On the other hand, attempting to coexist with a nuclear-armed Iran under its current government in the hope that it will pursue moderate policies would entail great risks. Having a nuclear deterrent against the United States might reassure Tehran's leaders about their security and make them more willing to introduce additional domestic reforms and improve ties with Washington. More likely, the regime would seek to hide behind its nuclear shield while it continued to support terrorism and pursue other anti-American policies.
Given the problems with both coexistence and combat, the best approach until a major transformation occurs either within Iran itself or with its external environment is to employ multilateral policies like those advocated in the book's conclusion to change its behavior. Such a strategy would be more effective, however, if it explicitly ranked the various threats Tehran presents to the United States and allocated resources accordingly. The recommendations also would be even stronger if they more clearly differentiated between policies the United States should pursue now to help shape the international environment and hedging strategies Washington should adopt only if these shaping strategies fail. For example, although the author explains why an Osiraq-like military strike against Iran's nuclear facilities likely would entail more costs than benefits, the text does not specify how the United States should respond if timely regime change does not occur and the current Iranian government actually deploys an operational nuclear arsenal. Mr. Berman points out that Iran's acquisition of nuclear weapons could embolden Tehran's anti-American ism and lead Saudi Arabia, Turkey, Egypt and other countries to seek their own nuclear arsenals. U.S. policymakers need to begin crafting detailed plans to hedge against such adverse developments long before they occur.

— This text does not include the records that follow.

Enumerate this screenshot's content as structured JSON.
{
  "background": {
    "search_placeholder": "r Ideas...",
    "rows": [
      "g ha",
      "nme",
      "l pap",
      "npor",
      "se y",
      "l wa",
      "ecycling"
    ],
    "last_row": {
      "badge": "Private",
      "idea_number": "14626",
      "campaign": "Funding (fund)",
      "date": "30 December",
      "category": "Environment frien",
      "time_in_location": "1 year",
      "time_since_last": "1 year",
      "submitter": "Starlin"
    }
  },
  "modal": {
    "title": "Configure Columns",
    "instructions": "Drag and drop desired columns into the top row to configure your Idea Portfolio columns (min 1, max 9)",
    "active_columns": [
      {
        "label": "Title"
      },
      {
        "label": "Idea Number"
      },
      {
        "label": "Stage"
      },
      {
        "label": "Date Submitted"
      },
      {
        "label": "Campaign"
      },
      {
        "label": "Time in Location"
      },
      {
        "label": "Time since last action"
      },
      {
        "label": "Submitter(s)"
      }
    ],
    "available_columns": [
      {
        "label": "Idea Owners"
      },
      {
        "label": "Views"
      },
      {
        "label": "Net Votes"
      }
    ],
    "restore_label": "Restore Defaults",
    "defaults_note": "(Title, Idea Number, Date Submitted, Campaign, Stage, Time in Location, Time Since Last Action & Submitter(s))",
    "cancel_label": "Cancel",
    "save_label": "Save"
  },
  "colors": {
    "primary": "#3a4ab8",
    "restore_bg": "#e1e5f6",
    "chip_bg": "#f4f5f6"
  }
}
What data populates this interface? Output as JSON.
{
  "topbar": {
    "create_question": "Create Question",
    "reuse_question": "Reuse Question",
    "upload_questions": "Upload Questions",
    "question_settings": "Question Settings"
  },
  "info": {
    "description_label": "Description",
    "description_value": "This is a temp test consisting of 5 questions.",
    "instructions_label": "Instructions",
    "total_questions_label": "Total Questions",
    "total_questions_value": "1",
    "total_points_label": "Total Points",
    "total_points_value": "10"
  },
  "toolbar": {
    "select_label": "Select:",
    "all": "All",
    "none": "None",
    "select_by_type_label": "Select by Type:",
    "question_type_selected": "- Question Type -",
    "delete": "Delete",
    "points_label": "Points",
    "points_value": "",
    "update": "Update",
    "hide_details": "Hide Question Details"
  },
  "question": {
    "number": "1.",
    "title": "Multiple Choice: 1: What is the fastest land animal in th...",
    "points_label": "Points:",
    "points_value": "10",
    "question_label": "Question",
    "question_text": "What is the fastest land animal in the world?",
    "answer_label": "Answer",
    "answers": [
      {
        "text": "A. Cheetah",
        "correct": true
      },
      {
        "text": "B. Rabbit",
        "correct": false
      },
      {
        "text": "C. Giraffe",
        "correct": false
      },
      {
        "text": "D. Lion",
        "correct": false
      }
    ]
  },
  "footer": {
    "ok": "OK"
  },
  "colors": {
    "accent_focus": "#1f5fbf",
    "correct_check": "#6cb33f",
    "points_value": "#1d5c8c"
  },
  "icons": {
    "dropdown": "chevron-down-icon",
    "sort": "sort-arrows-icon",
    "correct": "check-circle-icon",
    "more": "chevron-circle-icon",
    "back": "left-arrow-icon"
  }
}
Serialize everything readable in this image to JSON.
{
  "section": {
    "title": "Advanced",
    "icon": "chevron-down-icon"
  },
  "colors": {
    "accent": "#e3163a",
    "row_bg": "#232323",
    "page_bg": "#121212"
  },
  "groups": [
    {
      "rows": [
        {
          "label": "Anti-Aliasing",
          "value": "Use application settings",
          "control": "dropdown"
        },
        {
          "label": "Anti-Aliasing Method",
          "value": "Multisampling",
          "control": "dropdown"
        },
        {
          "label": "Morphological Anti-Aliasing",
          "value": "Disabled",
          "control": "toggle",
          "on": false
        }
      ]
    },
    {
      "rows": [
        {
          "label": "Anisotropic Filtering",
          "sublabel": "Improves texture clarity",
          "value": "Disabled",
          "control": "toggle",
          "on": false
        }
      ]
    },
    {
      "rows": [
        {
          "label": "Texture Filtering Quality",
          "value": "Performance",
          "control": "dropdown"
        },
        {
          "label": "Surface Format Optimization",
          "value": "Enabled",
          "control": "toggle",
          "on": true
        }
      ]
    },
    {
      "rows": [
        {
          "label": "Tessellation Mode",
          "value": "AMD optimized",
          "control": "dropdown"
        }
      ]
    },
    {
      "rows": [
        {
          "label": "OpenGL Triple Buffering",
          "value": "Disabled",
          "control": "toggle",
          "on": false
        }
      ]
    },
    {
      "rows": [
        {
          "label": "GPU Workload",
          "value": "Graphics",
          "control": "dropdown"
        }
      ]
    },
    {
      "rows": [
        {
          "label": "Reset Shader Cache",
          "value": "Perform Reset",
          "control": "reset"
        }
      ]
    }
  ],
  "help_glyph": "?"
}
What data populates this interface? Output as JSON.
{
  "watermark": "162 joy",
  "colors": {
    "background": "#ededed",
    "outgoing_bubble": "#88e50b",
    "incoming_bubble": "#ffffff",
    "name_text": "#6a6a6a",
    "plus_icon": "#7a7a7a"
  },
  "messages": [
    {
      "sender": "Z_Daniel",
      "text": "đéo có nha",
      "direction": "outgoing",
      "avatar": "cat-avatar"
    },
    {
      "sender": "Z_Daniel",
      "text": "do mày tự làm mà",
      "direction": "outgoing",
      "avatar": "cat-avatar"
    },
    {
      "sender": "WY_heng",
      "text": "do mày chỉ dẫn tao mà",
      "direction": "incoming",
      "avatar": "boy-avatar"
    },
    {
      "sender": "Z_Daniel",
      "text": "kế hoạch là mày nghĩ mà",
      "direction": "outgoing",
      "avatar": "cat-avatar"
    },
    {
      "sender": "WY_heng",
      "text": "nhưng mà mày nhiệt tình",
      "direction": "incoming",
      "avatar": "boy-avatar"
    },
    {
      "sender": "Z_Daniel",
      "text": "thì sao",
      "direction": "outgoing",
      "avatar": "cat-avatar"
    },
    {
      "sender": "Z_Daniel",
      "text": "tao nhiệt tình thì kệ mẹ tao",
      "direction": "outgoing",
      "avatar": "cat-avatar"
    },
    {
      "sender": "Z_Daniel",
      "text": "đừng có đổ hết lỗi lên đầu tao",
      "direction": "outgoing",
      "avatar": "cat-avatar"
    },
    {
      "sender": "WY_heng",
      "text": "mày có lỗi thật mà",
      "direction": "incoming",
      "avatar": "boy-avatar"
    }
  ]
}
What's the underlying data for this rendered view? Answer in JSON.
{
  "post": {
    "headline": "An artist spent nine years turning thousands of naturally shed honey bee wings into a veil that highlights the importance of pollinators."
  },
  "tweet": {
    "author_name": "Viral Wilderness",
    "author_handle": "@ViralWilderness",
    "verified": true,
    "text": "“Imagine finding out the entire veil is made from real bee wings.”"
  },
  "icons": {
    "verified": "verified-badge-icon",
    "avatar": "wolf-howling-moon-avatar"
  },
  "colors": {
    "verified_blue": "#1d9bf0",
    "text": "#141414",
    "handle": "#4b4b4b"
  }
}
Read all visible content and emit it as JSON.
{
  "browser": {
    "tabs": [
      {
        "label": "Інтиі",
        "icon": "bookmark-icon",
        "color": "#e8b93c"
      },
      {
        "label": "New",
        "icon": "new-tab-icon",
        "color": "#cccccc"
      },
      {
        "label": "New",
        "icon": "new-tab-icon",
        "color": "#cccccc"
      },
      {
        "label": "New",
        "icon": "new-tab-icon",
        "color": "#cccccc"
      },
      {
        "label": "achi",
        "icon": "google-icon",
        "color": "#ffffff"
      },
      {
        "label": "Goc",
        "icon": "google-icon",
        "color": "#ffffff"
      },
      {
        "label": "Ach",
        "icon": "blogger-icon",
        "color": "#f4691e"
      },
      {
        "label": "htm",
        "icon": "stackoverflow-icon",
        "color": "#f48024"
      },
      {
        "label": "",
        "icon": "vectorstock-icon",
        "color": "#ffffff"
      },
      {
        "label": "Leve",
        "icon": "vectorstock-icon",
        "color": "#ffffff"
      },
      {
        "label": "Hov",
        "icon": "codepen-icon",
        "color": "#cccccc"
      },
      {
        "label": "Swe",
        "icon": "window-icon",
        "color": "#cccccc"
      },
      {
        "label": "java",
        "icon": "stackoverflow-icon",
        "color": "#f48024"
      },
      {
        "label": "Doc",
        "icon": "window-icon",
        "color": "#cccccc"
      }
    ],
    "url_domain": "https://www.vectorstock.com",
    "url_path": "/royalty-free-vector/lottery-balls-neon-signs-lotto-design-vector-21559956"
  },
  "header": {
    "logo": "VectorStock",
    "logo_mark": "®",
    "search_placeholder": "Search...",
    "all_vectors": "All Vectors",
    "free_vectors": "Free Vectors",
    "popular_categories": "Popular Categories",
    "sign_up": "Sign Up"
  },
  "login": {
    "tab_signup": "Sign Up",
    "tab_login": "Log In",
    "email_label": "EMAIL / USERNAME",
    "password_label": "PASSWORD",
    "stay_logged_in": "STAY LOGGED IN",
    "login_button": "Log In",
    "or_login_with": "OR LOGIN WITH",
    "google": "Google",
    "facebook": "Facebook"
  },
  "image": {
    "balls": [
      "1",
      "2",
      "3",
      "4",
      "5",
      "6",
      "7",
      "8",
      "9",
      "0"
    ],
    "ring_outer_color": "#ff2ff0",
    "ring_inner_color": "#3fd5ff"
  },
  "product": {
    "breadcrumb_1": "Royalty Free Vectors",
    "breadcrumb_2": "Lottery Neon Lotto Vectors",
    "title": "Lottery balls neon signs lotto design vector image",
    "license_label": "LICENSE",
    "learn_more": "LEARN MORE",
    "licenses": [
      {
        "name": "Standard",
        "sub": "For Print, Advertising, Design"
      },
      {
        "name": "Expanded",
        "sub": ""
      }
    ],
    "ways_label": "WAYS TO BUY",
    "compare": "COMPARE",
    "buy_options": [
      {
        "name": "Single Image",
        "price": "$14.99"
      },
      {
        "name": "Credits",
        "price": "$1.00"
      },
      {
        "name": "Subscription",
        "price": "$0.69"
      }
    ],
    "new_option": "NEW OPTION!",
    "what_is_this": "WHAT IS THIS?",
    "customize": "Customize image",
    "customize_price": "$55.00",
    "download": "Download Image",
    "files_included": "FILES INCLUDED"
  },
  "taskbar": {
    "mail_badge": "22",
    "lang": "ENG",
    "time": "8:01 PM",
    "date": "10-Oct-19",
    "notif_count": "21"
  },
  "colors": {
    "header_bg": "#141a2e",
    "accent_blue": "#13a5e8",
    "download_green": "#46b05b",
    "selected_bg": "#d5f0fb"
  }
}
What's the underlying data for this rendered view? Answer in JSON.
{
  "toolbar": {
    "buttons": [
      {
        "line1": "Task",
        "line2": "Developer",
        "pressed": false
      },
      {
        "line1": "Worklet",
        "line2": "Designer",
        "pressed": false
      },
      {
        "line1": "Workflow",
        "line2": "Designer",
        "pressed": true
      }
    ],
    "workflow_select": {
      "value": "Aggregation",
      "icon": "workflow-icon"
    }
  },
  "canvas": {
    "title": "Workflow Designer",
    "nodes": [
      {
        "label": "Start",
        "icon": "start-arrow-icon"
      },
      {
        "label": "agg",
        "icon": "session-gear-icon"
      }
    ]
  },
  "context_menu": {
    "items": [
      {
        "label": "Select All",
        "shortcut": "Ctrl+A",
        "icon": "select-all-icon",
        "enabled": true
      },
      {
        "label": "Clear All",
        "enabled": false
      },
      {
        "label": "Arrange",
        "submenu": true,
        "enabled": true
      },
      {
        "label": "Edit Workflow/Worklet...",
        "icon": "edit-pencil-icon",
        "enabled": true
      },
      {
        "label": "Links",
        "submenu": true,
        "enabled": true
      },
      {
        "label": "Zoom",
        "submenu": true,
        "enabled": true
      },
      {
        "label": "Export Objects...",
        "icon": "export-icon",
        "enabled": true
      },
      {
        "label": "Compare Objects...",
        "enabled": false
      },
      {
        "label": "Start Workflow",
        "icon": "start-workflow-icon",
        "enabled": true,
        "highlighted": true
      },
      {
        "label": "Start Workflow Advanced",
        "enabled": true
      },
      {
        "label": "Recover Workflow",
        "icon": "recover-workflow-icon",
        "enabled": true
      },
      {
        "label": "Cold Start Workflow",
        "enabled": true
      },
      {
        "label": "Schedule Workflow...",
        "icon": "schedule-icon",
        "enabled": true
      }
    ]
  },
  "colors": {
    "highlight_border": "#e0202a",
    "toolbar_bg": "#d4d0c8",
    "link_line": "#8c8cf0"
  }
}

Since Iran's acquisition of nuclear weapons poses the greatest danger, Mr. Berman's stress on reinvigorating U.S. public diplomacy to empower the government's nonviolent opponents appears misplaced. First, the Iranian people already evince widespread antipathy toward the current regime, with little apparent effect. The recent election of Tehran's mayor, Mahmoud Ahmadinejad, as the next president, like the triumph of the conservatives in the voting for parliament last year, highlights the futility of relying on the ballot to promote substantial political change. Second, the absence of a charismatic leader capable of uniting the opposition will impede its influence and contributes to widespread popular apathy about political affairs. Third, the substantial domestic support for pursuing the nuclear option means that any successor regime probably would continue to develop a civilian nuclear power industry, with its inherent military potential, even if it curtailed support for terrorism. Although regime change will hopefully occur at some point, for the time being the strongest forces that could avert a nuclear-armed Iran emanate from outside the country--especially from Russia, China and Europe. Working with (and on) these governments therefore should absorb the bulk of American policymakers' attention.